Input data:
--------
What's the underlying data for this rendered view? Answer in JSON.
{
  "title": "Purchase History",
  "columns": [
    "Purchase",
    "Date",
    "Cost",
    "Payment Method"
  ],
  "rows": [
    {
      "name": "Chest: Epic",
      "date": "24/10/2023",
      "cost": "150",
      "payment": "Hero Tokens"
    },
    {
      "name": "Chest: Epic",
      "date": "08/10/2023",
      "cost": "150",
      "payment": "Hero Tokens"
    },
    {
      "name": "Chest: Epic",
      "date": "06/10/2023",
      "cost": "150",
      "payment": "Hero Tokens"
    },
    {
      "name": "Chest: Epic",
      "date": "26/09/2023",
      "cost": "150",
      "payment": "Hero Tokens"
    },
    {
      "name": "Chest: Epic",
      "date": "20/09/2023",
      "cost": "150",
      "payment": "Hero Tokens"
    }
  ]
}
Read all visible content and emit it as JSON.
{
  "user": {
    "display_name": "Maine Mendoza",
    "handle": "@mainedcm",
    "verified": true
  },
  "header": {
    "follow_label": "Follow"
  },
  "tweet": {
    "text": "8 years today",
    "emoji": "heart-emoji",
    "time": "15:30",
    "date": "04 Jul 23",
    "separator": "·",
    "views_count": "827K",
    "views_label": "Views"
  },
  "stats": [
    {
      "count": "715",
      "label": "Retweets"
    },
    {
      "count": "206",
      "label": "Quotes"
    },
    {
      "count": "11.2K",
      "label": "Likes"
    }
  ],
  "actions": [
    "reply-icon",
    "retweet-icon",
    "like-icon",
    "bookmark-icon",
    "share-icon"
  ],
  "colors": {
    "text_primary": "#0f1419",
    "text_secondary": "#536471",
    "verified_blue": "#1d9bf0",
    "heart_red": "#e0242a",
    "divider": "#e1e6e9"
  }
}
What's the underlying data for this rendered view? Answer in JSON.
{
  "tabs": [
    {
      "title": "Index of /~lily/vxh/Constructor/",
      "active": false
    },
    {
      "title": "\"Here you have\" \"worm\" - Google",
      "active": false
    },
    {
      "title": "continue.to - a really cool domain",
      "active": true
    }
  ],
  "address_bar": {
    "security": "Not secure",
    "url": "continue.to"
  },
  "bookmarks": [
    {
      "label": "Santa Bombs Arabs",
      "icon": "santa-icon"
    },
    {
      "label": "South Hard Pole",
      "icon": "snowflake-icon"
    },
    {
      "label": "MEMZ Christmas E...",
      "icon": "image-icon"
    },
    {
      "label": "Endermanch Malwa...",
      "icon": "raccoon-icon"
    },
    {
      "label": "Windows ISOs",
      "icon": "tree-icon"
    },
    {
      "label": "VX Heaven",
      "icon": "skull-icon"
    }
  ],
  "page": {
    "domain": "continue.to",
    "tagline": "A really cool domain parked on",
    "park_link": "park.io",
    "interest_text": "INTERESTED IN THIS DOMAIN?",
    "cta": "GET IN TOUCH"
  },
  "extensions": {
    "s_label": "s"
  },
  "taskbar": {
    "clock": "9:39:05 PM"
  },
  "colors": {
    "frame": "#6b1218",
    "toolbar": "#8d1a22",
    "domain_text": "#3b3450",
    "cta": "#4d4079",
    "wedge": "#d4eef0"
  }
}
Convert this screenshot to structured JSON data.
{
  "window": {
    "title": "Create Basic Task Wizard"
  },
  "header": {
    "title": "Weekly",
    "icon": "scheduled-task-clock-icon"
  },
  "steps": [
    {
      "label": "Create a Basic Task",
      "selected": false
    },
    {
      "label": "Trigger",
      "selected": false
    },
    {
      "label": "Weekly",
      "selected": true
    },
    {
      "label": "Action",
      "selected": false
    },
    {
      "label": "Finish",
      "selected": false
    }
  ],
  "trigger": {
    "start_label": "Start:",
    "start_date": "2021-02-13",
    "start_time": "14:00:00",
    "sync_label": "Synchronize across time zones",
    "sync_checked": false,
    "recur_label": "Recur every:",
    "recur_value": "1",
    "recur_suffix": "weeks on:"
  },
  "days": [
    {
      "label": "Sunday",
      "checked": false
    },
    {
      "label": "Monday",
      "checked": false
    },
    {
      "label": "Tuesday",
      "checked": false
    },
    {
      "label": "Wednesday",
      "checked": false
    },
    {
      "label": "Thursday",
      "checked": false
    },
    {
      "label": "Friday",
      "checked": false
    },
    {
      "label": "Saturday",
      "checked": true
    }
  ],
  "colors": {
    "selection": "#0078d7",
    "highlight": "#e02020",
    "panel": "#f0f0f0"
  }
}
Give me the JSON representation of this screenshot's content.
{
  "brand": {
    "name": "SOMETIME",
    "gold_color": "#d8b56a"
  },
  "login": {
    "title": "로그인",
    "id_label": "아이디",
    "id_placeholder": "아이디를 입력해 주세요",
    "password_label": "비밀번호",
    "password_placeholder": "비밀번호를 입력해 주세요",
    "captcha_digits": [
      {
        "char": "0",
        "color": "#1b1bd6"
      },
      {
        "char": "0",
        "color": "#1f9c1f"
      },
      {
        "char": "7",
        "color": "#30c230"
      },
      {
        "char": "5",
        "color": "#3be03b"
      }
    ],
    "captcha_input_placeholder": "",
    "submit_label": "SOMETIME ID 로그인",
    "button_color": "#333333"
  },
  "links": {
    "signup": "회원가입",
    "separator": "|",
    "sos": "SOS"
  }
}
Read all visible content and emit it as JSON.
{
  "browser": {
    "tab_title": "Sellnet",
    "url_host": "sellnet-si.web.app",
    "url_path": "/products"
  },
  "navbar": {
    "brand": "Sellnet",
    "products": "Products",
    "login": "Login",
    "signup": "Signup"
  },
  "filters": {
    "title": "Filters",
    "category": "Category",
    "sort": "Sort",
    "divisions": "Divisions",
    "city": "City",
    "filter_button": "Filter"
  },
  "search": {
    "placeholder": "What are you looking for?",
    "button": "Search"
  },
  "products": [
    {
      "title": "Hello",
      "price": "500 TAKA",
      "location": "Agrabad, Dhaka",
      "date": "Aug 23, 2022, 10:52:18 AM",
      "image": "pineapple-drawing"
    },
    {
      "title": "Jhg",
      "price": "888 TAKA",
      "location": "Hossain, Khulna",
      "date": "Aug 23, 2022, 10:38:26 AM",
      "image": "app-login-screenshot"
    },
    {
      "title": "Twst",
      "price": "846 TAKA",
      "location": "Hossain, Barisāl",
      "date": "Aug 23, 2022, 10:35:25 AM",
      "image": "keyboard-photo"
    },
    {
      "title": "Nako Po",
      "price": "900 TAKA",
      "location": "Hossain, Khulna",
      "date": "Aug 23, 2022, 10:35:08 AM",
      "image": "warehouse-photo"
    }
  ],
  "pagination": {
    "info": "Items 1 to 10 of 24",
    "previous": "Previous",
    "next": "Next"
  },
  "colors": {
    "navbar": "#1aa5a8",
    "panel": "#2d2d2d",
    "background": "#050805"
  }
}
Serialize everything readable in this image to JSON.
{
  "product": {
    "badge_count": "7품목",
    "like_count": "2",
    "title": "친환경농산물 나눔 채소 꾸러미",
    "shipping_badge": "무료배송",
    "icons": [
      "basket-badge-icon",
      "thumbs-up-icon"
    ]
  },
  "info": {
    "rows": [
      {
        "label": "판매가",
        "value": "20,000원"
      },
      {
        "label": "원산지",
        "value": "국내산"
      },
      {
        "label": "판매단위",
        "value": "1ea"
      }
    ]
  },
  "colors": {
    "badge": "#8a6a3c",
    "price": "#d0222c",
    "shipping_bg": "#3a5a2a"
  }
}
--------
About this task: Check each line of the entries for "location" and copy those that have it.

Response below:
      "location": "Agrabad, Dhaka",
      "location": "Hossain, Khulna",
      "location": "Hossain, Barisāl",
      "location": "Hossain, Khulna",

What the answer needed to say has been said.